Top of SUPPLIED RECORDS
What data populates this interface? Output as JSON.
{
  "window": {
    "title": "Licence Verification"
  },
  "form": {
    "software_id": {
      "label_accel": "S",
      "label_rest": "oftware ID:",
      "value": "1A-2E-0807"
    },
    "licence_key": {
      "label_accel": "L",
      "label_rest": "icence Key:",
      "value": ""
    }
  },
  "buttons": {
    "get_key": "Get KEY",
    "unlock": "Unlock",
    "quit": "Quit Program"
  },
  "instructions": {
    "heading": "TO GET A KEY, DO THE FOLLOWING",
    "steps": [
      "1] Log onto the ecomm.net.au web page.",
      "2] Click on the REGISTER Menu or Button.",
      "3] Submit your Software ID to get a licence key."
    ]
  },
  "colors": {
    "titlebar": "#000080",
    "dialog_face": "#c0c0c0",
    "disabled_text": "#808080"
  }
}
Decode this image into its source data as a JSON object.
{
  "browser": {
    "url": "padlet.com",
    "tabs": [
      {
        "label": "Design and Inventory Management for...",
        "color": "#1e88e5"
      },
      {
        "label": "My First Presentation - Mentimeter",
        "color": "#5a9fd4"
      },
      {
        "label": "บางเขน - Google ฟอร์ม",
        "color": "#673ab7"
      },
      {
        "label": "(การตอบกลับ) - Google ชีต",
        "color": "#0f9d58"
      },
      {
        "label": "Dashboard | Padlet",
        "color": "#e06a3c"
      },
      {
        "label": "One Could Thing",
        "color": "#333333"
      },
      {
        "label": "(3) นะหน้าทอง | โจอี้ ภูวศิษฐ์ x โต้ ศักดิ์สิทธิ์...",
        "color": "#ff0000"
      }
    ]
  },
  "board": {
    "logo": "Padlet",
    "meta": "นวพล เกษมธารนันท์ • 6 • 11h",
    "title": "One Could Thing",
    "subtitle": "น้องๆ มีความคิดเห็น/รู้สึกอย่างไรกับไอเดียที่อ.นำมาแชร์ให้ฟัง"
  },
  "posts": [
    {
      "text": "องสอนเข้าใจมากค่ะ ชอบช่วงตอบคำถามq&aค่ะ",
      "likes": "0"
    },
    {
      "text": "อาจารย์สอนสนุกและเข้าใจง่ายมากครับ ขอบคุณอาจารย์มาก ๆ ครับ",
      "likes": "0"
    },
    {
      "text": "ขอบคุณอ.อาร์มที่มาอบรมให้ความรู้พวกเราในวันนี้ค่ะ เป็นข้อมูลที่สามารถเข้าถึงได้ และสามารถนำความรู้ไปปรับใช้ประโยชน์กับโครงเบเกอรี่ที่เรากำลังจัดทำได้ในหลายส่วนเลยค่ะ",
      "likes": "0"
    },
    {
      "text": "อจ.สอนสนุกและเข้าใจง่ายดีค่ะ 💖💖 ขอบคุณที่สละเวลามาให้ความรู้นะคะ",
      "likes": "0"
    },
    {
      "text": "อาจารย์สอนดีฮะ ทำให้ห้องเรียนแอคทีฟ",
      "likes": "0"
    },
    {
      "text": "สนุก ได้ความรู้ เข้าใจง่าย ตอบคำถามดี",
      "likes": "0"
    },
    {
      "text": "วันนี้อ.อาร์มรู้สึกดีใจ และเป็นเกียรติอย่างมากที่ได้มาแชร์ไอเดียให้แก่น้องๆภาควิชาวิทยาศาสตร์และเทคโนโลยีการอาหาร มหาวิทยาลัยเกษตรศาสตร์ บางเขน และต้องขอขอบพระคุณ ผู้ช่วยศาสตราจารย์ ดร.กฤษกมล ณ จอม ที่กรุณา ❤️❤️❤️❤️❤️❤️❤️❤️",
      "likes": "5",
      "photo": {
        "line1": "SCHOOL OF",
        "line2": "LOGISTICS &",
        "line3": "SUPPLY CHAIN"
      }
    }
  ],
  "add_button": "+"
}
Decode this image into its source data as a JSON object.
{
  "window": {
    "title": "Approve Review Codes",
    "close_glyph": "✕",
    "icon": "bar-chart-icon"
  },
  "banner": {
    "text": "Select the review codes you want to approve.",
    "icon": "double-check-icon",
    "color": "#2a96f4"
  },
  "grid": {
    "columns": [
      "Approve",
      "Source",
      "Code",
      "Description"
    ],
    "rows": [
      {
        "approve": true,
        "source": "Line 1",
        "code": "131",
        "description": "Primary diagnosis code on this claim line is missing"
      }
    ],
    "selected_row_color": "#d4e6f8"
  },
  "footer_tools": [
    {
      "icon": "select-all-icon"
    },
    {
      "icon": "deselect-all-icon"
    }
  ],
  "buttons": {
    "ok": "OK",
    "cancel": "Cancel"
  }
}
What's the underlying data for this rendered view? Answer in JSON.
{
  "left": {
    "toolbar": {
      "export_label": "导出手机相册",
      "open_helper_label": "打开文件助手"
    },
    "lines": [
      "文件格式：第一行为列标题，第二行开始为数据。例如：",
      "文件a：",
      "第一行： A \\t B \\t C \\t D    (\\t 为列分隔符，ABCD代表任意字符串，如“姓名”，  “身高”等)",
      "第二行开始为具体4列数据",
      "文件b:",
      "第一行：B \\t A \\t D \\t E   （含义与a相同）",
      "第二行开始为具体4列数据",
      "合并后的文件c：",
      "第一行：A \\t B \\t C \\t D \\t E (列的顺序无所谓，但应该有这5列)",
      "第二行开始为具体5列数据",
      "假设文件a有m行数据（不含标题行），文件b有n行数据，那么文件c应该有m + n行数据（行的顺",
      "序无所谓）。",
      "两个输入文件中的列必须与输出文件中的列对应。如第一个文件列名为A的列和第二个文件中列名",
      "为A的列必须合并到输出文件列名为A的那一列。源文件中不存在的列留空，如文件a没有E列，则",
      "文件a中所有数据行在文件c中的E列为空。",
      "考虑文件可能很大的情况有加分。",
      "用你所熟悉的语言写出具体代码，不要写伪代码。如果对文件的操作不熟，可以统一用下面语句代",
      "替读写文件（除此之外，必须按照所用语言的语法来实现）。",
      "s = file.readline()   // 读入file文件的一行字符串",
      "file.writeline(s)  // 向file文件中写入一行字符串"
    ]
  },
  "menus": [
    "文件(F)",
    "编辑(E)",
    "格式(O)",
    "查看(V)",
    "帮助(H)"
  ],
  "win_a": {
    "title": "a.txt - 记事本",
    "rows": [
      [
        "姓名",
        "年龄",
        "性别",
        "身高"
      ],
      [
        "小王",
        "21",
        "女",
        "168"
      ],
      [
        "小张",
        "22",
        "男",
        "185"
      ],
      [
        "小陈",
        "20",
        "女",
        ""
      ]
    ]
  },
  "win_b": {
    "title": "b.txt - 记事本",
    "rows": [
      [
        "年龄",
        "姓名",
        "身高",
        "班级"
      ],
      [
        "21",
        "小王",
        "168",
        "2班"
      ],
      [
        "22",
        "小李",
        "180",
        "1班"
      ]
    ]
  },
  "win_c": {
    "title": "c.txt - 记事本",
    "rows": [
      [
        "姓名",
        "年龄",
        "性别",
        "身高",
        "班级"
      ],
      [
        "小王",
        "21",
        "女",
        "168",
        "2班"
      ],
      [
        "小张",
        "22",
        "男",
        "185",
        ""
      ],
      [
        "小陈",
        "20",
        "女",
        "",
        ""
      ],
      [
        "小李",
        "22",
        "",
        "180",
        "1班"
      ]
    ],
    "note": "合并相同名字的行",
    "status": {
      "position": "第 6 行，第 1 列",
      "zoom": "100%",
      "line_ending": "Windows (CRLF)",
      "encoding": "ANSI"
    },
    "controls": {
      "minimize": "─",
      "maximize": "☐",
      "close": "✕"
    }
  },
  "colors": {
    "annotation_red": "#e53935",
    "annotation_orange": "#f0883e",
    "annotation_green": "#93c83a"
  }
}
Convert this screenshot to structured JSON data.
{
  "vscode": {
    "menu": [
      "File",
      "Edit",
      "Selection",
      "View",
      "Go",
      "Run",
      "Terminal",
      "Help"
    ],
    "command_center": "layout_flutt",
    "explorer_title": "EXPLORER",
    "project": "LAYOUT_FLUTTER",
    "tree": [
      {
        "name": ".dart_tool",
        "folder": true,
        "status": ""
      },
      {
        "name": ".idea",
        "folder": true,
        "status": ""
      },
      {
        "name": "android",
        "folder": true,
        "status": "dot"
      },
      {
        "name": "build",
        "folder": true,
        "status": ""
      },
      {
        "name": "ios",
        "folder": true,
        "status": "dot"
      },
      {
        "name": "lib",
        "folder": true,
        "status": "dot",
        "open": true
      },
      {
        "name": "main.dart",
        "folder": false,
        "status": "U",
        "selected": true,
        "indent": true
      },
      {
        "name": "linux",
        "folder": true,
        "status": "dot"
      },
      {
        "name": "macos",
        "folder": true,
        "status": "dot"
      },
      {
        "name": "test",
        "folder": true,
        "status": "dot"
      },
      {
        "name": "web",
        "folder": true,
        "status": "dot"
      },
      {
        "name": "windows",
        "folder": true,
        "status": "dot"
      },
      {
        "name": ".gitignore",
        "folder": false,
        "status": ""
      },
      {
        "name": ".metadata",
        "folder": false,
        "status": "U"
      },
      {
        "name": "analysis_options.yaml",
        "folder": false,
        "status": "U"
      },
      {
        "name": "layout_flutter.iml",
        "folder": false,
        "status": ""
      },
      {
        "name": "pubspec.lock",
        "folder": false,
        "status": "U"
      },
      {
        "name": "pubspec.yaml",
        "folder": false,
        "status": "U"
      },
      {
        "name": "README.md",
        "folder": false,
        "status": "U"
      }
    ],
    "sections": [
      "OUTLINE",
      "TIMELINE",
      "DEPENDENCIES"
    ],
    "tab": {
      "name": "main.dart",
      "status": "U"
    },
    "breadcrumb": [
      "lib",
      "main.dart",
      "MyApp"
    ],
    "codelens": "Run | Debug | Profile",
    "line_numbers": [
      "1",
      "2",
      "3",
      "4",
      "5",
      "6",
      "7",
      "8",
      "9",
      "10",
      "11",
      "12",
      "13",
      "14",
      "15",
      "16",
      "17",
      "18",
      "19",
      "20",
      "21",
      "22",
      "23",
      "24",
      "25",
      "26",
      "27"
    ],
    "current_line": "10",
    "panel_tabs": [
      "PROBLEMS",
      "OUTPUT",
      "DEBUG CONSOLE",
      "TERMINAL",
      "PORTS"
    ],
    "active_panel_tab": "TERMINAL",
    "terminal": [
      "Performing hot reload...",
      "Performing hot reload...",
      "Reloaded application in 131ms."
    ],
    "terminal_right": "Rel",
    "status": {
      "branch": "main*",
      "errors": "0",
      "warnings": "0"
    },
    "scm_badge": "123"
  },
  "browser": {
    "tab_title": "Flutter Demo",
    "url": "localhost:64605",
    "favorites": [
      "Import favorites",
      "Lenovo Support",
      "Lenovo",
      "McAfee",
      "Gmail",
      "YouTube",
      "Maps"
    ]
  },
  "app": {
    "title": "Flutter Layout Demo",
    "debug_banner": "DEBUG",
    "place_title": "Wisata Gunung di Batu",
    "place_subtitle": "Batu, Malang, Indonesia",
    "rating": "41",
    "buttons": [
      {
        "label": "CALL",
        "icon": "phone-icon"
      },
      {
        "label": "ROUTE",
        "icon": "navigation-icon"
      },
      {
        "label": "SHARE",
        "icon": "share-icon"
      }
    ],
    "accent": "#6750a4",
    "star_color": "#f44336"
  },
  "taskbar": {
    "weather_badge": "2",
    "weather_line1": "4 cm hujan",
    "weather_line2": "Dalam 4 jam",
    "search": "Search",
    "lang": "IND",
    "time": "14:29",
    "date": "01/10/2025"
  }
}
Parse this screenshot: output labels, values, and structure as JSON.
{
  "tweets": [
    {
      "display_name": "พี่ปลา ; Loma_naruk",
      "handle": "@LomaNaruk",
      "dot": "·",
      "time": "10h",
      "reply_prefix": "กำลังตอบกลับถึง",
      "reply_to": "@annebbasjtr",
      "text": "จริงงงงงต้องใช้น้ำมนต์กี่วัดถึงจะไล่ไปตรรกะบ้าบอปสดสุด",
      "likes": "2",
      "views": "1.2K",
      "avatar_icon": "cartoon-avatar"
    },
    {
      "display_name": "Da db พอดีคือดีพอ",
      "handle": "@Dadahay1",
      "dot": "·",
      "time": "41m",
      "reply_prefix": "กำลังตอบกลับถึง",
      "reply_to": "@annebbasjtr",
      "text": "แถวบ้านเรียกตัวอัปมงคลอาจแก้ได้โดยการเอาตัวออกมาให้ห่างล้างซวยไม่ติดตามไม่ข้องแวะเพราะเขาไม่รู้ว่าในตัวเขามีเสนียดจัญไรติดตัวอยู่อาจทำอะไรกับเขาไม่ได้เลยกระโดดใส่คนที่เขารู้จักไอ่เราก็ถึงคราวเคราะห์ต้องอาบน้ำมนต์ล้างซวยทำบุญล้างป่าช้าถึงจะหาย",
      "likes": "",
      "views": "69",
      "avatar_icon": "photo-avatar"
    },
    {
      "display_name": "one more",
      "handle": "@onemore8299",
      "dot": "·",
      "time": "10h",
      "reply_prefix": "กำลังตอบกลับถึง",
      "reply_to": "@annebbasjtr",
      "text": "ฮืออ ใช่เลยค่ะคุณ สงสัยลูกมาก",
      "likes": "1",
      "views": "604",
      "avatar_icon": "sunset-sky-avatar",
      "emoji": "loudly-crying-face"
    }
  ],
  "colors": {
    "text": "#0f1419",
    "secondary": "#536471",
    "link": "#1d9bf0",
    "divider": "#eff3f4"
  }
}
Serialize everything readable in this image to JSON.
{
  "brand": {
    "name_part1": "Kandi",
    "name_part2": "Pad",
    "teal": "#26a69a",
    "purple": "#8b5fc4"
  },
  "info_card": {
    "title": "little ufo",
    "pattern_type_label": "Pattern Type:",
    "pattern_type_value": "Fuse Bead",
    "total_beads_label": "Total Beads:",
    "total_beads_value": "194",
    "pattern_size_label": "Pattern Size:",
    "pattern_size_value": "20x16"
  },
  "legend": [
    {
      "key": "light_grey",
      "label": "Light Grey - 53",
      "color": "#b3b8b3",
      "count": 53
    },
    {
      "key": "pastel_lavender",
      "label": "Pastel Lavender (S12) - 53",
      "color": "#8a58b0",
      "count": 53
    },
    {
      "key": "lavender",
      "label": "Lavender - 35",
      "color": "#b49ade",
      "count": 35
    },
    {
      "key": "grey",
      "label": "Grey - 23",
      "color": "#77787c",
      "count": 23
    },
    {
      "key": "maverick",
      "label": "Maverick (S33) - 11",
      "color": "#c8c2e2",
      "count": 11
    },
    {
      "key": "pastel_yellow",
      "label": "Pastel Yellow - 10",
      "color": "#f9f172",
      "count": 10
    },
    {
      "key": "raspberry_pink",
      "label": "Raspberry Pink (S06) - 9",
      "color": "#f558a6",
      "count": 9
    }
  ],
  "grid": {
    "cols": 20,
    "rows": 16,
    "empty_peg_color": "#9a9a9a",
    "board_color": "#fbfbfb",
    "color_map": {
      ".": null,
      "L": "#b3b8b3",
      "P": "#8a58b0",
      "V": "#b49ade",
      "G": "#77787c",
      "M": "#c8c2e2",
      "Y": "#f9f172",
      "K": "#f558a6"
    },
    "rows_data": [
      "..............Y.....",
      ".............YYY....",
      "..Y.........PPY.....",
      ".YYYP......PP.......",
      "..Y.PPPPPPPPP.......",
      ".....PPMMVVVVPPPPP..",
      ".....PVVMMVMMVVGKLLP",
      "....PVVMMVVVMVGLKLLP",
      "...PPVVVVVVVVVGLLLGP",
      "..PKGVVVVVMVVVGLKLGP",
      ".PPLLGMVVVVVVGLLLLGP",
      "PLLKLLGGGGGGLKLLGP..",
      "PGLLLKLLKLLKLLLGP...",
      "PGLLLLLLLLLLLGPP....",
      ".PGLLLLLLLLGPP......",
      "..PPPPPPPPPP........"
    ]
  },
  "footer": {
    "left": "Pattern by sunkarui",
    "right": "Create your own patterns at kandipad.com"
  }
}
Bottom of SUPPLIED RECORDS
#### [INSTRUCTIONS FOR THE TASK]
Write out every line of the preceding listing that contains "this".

#### [EXERCISE OUTPUT]
What data populates this interface? Output as JSON.
Decode this image into its source data as a JSON object.
Decode this image into its source data as a JSON object.
        "description": "Primary diagnosis code on this claim line is missing"
What's the underlying data for this rendered view? Answer in JSON.
Convert this screenshot to structured JSON data.
Parse this screenshot: output labels, values, and structure as JSON.
Serialize everything readable in this image to JSON.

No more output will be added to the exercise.